Ax Genrich is a master guitarist from Berlin, Germany. He played with The Lords, Agitation Free, Guru Guru, RIF and many others and belongs without any doubt to one of the key persons of Krautrock music within the last 40 years. 1973 he became the best guitarist of Germany. "Highdelberg" is Genrich's first solo venture originally from 1975. Along for the ride are Mani Neumeller from Guru Guru, Jen Fride (Kraan), Peter Wollbrandt (Kraan), Helmut Hattler (Kraan), Deiter Morbius and Achim Roedelius (Harmonia, Cluster).

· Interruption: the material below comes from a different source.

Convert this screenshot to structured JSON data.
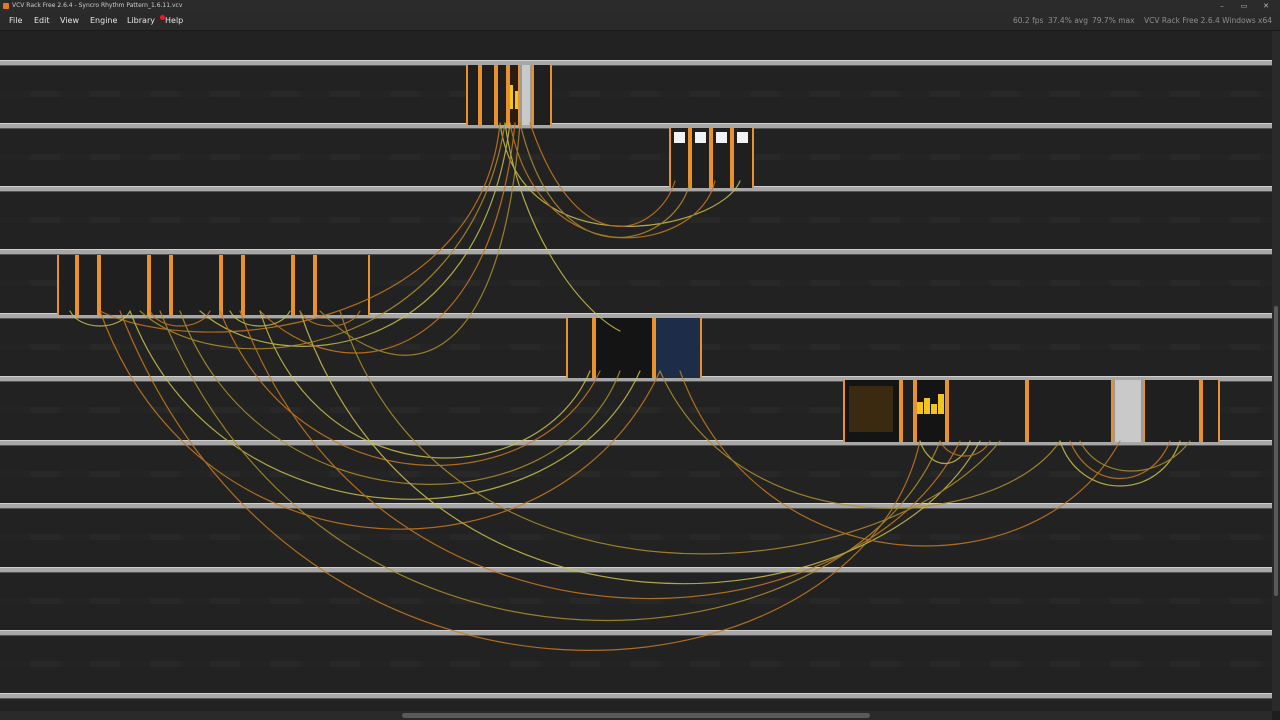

Steve Schroyder's (ex Tangerine Dream) super krautrock band, featuring many guests (John Living on vocals, Raffael Schulz on guitar & percussions…) Published in 1975, "Magical Mind" is a psychedelic tour de force for electric guitar tones, Moog synth textures and discreet pulses from percussions. Ethereal soundscapes and freak out kraut-improvisations.
Always essentially the project of the Drogies brothers, Thirsty Moon came into being in September 1971 as the amalgamation of D.R.P. (Drogies Rock Project) and Shakespears (apparently a jazz-soul band), resulting in a very big group (seven to eight members) performing complex rock that used unusual jazz structures as its base. Obviously influenced by the likes of Colosseum, the Chicago brass-rock scene and earlier German bands like Xhol and Organisation, Thirsty Moon created a music with great dynamics, use of heavy and spacious structures, unconventional songs and arrangements, and above all amazing musicianship…
Vikings Invasion from the German-speaking part of Switzerland played quite a rough type of blues-rock with progressive touch. Charles Sterchi on guitar and vocals, Eric Eberhard on bass, and Gerhard Burri on drums had played together in this simplest possible configuration already since 1970 and originally called themselves after a character by Brecht. In 1975, their only LP was released exclusively in England where they lived and had concerts for some time; it carried the optimistic title “Vol.1”.
This instrumental electronic work is an one-man project, created by Frédy Guye who had lived in Switzerland. The original ultra-rare LP has been released in 1975 in a limited edition of 100 copies and was only available at concerts. "Journey Into A Dream" is still a very unknown gem, but should be interesting for everyone who owns records from early Tangerine Dream, Klaus Schulze or Ashra.
John Jenkins: yet another seventeenth century English composer who deserves to be more widely known. This delightful CD from The Consort of Musicke directed by Trevor Jones is no dutiful study of a hidden but rather uninspiring corner of English early Baroque consort music; rather, a mosaic – rich in color and shape, carefully crafted and full of surprises. Listen, for instance, to the unpretentious, jaunty and appropriately figurative progress through the Saraband (52, tr.6) and the restrained melancholy of the Fancy-Air (4, tr.7). Jenkins' counterpoint is well-wrought, his instrumental palette fresh and crisp and his melodies catchy without being fey or superficial in any way. He is in excellent hands with the Consort of Musicke… eight string players of the caliber of Monica Huggett and Alison Crum violins; Alan Wilson organ and Anthony Rooley theorbo. If fresh, beautiful, expertly-played English consort music appeals to you, don't hesitate to get this gem of a CD – actually a reissue of a Decca disc from 1983: it's unreservedly recommended.
Taï Phong released 2 sensational progressive rock albums in the mid 70's "Windows" and their debut release. Taï Phong blend the classic prog sounds of Yes with a touch of Pink Floyd. Lead singer Khanh has a higher vocal pitch than Jon Anderson and he is not afraid to let it rip! This band houses some amazing musicianship and song writing capabilities.
Coming as it did between two of Don Ellis' greatest records (Autumn and At Fillmore), New Don Ellis Band Goes Underground was a disappointment. The dozen concise performances are generally overarranged, the solos are too brief, and the melodies (with two exceptions) are not memorable. The ridiculously complex "Bulgarian Bulge" and "Eli's Coming" (which would soon join the repertoire of Maynard Ferguson) are the standouts, but the other R&B-oriented material, which often has so-so vocals by Patti Allen, is quite forgettable. One of trumpeter Don Ellis' lesser efforts.
Trombonist Lou Blackburn's contributions to jazz have been long overlooked, but Complete Imperial Sessions, a collection of his two jazz albums for Imperial, include the full contents of Jazz Frontier and Two Note Samba, plus a previously unissued track, and shows the potential of his early-'60s West Coast quintet, even though they worked infrequently. Trumpeter Freddie Hill is a capable foil for the leader, while Blackburn's fluid chops on his instrument invite an obvious comparison to J.J. Johnson. The potent rhythm section includes pianist Horace Tapscott, bassist John Duke, and drummer Leroy Henderson…